Today’s “political argument consists mainly of shouting matches on cable television, partisan vitriol on talk radio and ideological food fights on the floor of Congress,” says Sandel, so “it’s hard to imagine a reasoned public debate about such controversial moral questions as the right way to value procreation, children, education, health, the environment, citizenship and other goods.”
Dysfunctional politicians pushing Americans past point of no return
Can we change? “The appeal of using markets to put a price on public values, is that there’s no judgment on the preferences they satisfy.” Debate is unnecessary. Markets don’t “ask whether some ways of valuing goods are higher, or worthier, than others. If someone is willing to pay for sex, or a kidney ... the only question the economist asks is ‘How much?’ Markets ... don’t discriminate between worthy preferences and unworthy ones.” Markets may never draw the line, but do politicians, in secret?
What is certain: Capitalism is eliminating moral values, as Nobel economist Milton Friedman and capitalism’s philosopher Ayn Rand had been preaching to the generation. As Sandel puts it: “Each party to a deal decides for him- or herself what value to place on the things being exchanged. This nonjudgmental stance toward values lies at the heart of market reasoning, and explains much of its appeal.”
But unfortunately, market capitalism “has exacted a heavy price ... drained public discourse of moral and civic energy.”
The good professor is a great teacher, with only one glaring flaw in his logic: he’s too idealistic, too quixotic.

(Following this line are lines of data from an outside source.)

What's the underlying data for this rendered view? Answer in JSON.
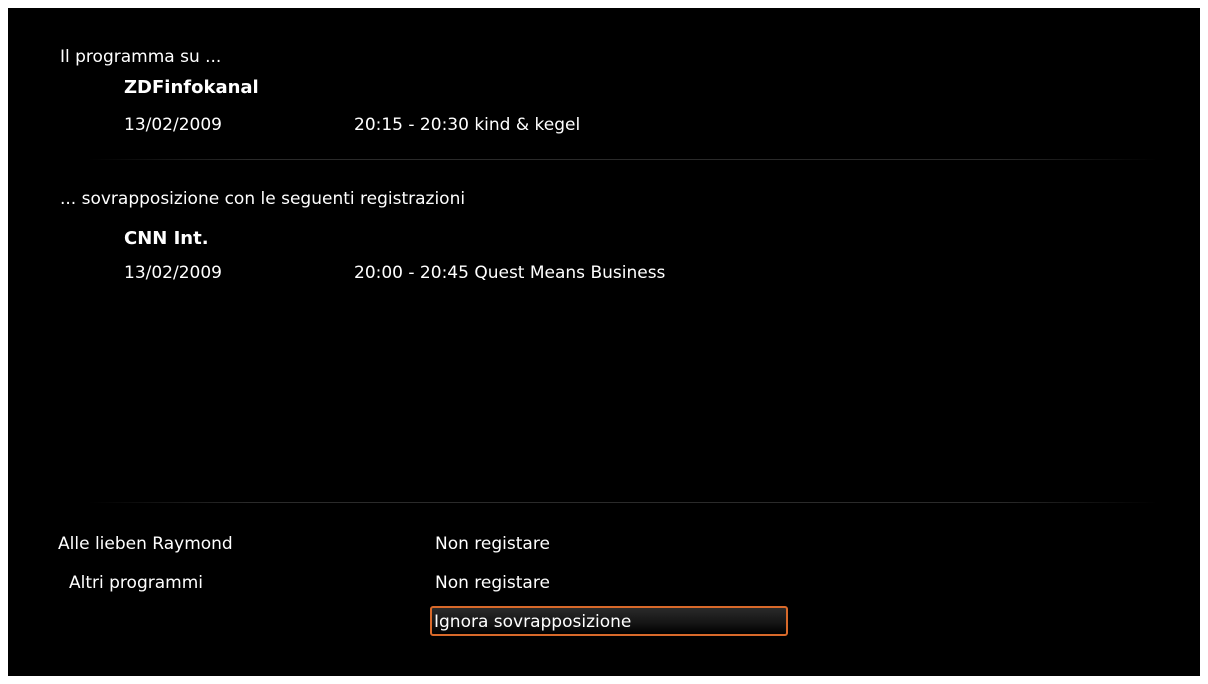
{
  "heading": "Il programma su ...",
  "new_recording": {
    "channel": "ZDFinfokanal",
    "date": "13/02/2009",
    "time_title": "20:15 - 20:30 kind & kegel"
  },
  "conflict_heading": "... sovrapposizione con le seguenti registrazioni",
  "conflicts": [
    {
      "channel": "CNN Int.",
      "date": "13/02/2009",
      "time_title": "20:00 - 20:45 Quest Means Business"
    }
  ],
  "options": [
    {
      "label": "Alle lieben Raymond",
      "value": "Non registare"
    },
    {
      "label": "Altri programmi",
      "value": "Non registare"
    }
  ],
  "ignore_button": "Ignora sovrapposizione",
  "colors": {
    "background": "#000000",
    "text": "#ffffff",
    "focus_border": "#d8692a"
  }
}
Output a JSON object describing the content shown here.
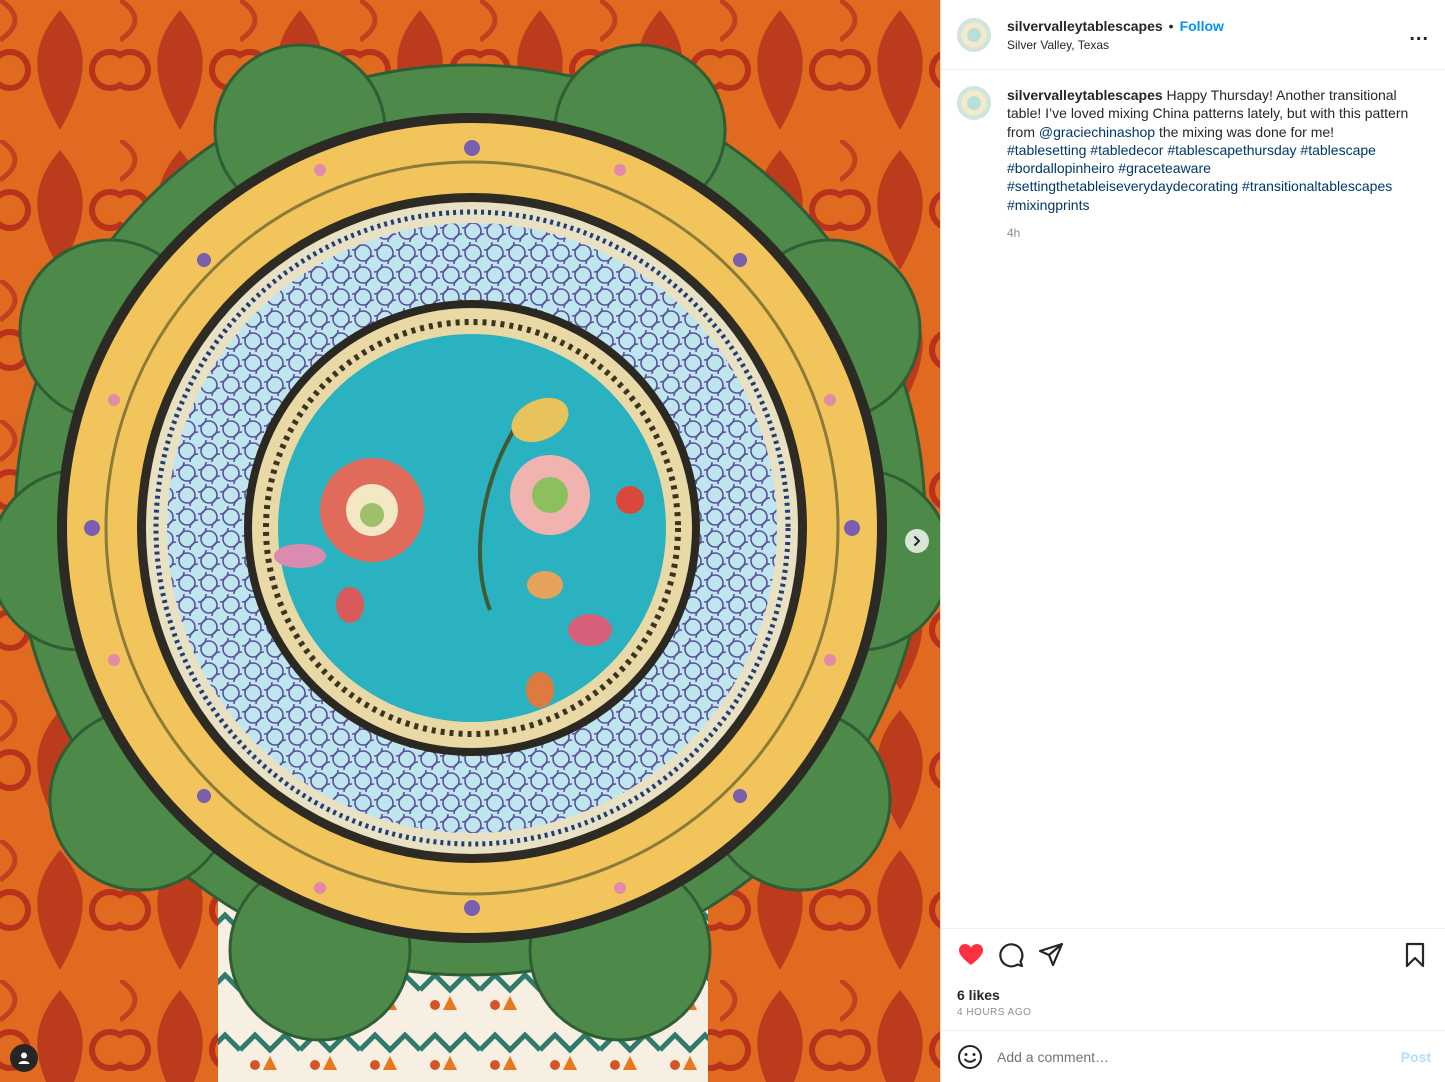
{
  "post": {
    "username": "silvervalleytablescapes",
    "follow_label": "Follow",
    "separator": "•",
    "location": "Silver Valley, Texas",
    "more_label": "...",
    "caption": {
      "username": "silvervalleytablescapes",
      "text_1": " Happy Thursday! Another transitional table! I’ve loved mixing China patterns lately, but with this pattern from ",
      "mention": "@graciechinashop",
      "text_2": " the mixing was done for me!",
      "hashtags": "#tablesetting #tabledecor #tablescapethursday #tablescape #bordallopinheiro #graceteaware #settingthetableiseverydaydecorating #transitionaltablescapes #mixingprints"
    },
    "caption_age": "4h",
    "likes": "6 likes",
    "posted_ago": "4 HOURS AGO"
  },
  "comment_box": {
    "placeholder": "Add a comment…",
    "post_label": "Post"
  },
  "icons": {
    "like": "heart-icon",
    "comment": "comment-icon",
    "share": "send-icon",
    "save": "bookmark-icon",
    "emoji": "emoji-icon",
    "next": "chevron-right-icon",
    "tag": "user-tag-icon"
  },
  "colors": {
    "link": "#00376b",
    "follow": "#0095f6",
    "liked": "#ff3040",
    "post_disabled": "#b2dffc"
  }
}
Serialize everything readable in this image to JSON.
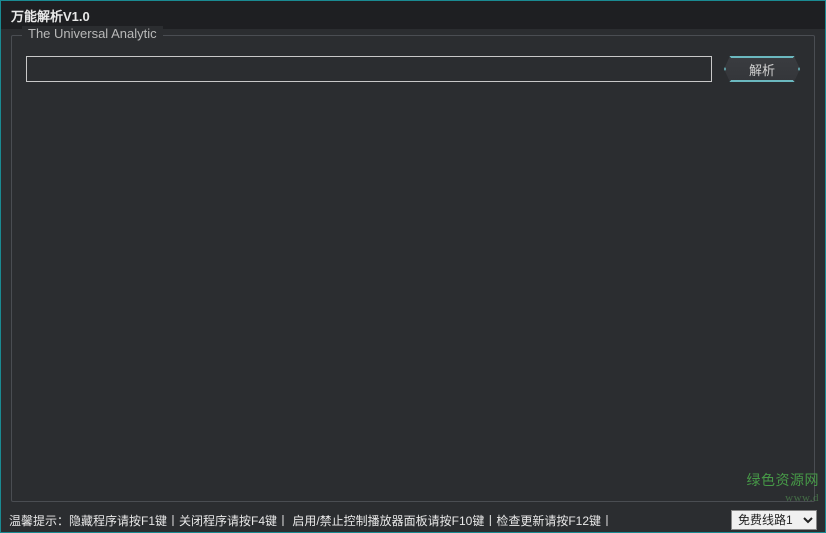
{
  "titlebar": {
    "title": "万能解析V1.0"
  },
  "groupbox": {
    "title": "The Universal Analytic"
  },
  "input": {
    "value": "",
    "placeholder": ""
  },
  "buttons": {
    "parse_label": "解析"
  },
  "statusbar": {
    "hint": "温馨提示：隐藏程序请按F1键丨关闭程序请按F4键丨 启用/禁止控制播放器面板请按F10键丨检查更新请按F12键丨"
  },
  "line_select": {
    "selected": "免费线路1",
    "options": [
      "免费线路1"
    ]
  },
  "watermark": {
    "line1": "绿色资源网",
    "line2": "www.d"
  }
}
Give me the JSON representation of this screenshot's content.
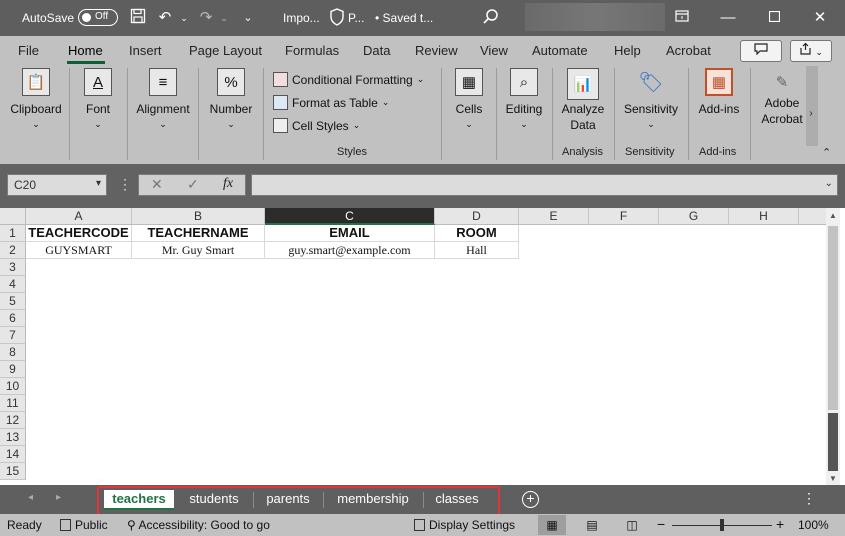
{
  "titlebar": {
    "autosave_label": "AutoSave",
    "autosave_state": "Off",
    "file_title": "Impo...",
    "sensitivity_label": "P...",
    "saved_status": "• Saved t..."
  },
  "menu_tabs": [
    "File",
    "Home",
    "Insert",
    "Page Layout",
    "Formulas",
    "Data",
    "Review",
    "View",
    "Automate",
    "Help",
    "Acrobat"
  ],
  "ribbon": {
    "clipboard": "Clipboard",
    "font": "Font",
    "alignment": "Alignment",
    "number": "Number",
    "conditional_formatting": "Conditional Formatting",
    "format_as_table": "Format as Table",
    "cell_styles": "Cell Styles",
    "styles_group": "Styles",
    "cells": "Cells",
    "editing": "Editing",
    "analyze_data_1": "Analyze",
    "analyze_data_2": "Data",
    "analysis_group": "Analysis",
    "sensitivity": "Sensitivity",
    "sensitivity_group": "Sensitivity",
    "addins": "Add-ins",
    "addins_group": "Add-ins",
    "adobe_1": "Adobe",
    "adobe_2": "Acrobat"
  },
  "formula_bar": {
    "name_box": "C20",
    "fx": "fx",
    "formula": ""
  },
  "grid": {
    "columns": [
      "A",
      "B",
      "C",
      "D",
      "E",
      "F",
      "G",
      "H"
    ],
    "rows": [
      "1",
      "2",
      "3",
      "4",
      "5",
      "6",
      "7",
      "8",
      "9",
      "10",
      "11",
      "12",
      "13",
      "14",
      "15"
    ],
    "header_row": [
      "TEACHERCODE",
      "TEACHERNAME",
      "EMAIL",
      "ROOM"
    ],
    "data_row": [
      "GUYSMART",
      "Mr. Guy Smart",
      "guy.smart@example.com",
      "Hall"
    ],
    "selected_column": "C"
  },
  "sheet_tabs": [
    "teachers",
    "students",
    "parents",
    "membership",
    "classes"
  ],
  "active_sheet": "teachers",
  "statusbar": {
    "ready": "Ready",
    "public": "Public",
    "accessibility": "Accessibility: Good to go",
    "display_settings": "Display Settings",
    "zoom": "100%"
  },
  "colors": {
    "titlebar": "#5e5e5e",
    "ribbon": "#c1c1c1",
    "excel_green": "#217346",
    "highlight": "#e8323a"
  }
}
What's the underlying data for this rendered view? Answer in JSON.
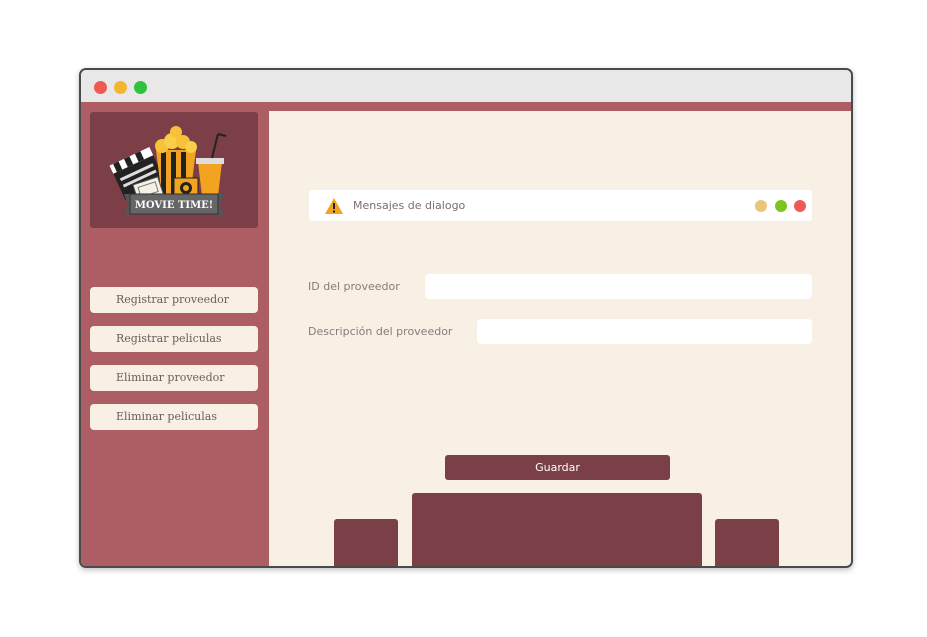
{
  "window": {
    "controls": [
      "close",
      "minimize",
      "maximize"
    ]
  },
  "sidebar": {
    "logo": {
      "text": "MOVIE TIME!"
    },
    "items": [
      {
        "label": "Registrar proveedor"
      },
      {
        "label": "Registrar peliculas"
      },
      {
        "label": "Eliminar proveedor"
      },
      {
        "label": "Eliminar peliculas"
      }
    ]
  },
  "dialog": {
    "icon": "warning-icon",
    "text": "Mensajes de dialogo",
    "dots": [
      "#ebc57a",
      "#7cc51f",
      "#ee5a5a"
    ]
  },
  "form": {
    "id_label": "ID del proveedor",
    "id_value": "",
    "desc_label": "Descripción del proveedor",
    "desc_value": ""
  },
  "actions": {
    "save_label": "Guardar"
  },
  "colors": {
    "accent": "#ad5e64",
    "dark": "#7b3f47",
    "background": "#f8efe5"
  }
}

You don’t have to be a fatalist to know that without a total economic collapse, market capitalists — including 1,426 billionaires, Wall Street bankers, hedgers, lobbyists and every other special interest getting rich off the new market society — will never voluntarily surrender their control over the American political system.
Rather, they will blindly continue down their self-destructive path with an absolute conviction they are divinely guided by the Invisible Hand of Adam Smith, and perhaps even God.
Meanwhile, we have no choice but wait patiently till the collapse, anxiously aware that our bizarre political system will just keep degrading America’s moral values, pricing, buying, selling, trading morals like commodities, because in the final analysis everything has a price and everyone has a price in our hot new exciting Market Society.
Copyright: WSJ. Reproduced for scientific purposes only, not-for-profit.